# What to do:
Check each line of the data below for the word "text", then extract the ones that have it.

(Data about app and page elements)
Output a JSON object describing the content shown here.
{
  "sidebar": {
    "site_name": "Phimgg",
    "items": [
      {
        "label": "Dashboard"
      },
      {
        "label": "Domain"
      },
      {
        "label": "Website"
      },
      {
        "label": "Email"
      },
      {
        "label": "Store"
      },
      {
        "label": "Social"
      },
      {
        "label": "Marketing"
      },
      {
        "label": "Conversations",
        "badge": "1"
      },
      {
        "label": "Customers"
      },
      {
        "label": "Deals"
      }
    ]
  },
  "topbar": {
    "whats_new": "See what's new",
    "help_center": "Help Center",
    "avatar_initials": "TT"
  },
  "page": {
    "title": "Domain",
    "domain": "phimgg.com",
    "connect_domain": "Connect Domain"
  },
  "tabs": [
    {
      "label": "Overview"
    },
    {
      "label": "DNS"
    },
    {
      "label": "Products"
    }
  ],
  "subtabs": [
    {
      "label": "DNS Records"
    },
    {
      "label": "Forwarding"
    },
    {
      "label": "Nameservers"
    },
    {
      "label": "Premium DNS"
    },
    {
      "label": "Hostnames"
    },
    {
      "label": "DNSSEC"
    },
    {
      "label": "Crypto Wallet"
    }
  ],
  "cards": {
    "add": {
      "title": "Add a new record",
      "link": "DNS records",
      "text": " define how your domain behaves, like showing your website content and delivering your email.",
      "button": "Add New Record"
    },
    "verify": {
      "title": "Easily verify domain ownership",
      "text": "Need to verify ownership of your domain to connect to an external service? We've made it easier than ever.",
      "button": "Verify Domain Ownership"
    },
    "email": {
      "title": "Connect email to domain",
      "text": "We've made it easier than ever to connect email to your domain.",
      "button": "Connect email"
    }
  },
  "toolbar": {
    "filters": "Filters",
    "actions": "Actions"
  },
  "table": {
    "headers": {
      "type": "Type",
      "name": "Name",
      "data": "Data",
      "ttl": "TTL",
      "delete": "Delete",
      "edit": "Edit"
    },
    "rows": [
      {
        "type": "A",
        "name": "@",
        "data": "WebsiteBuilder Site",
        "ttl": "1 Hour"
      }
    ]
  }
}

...

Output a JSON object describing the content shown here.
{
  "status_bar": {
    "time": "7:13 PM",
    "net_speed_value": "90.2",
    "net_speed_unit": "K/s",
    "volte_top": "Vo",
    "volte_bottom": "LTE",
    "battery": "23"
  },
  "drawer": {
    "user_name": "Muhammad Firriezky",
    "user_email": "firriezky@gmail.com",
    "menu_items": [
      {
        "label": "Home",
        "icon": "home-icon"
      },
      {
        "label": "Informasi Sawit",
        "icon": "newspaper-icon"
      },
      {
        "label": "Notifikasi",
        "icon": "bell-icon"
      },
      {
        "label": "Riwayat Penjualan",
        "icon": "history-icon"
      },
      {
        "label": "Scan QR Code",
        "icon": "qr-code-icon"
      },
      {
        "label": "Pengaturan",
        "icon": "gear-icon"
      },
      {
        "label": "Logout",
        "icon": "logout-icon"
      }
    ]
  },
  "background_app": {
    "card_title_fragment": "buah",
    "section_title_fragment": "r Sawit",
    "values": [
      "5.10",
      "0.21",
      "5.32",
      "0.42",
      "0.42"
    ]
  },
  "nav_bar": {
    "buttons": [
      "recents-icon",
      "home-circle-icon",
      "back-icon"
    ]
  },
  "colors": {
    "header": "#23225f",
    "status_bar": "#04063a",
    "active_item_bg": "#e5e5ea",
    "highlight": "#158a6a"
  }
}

# Exercise response:
      "text": " define how your domain behaves, like showing your website content and delivering your email.",
      "text": "Need to verify ownership of your domain to connect to an external service? We've made it easier than ever.",
      "text": "We've made it easier than ever to connect email to your domain.",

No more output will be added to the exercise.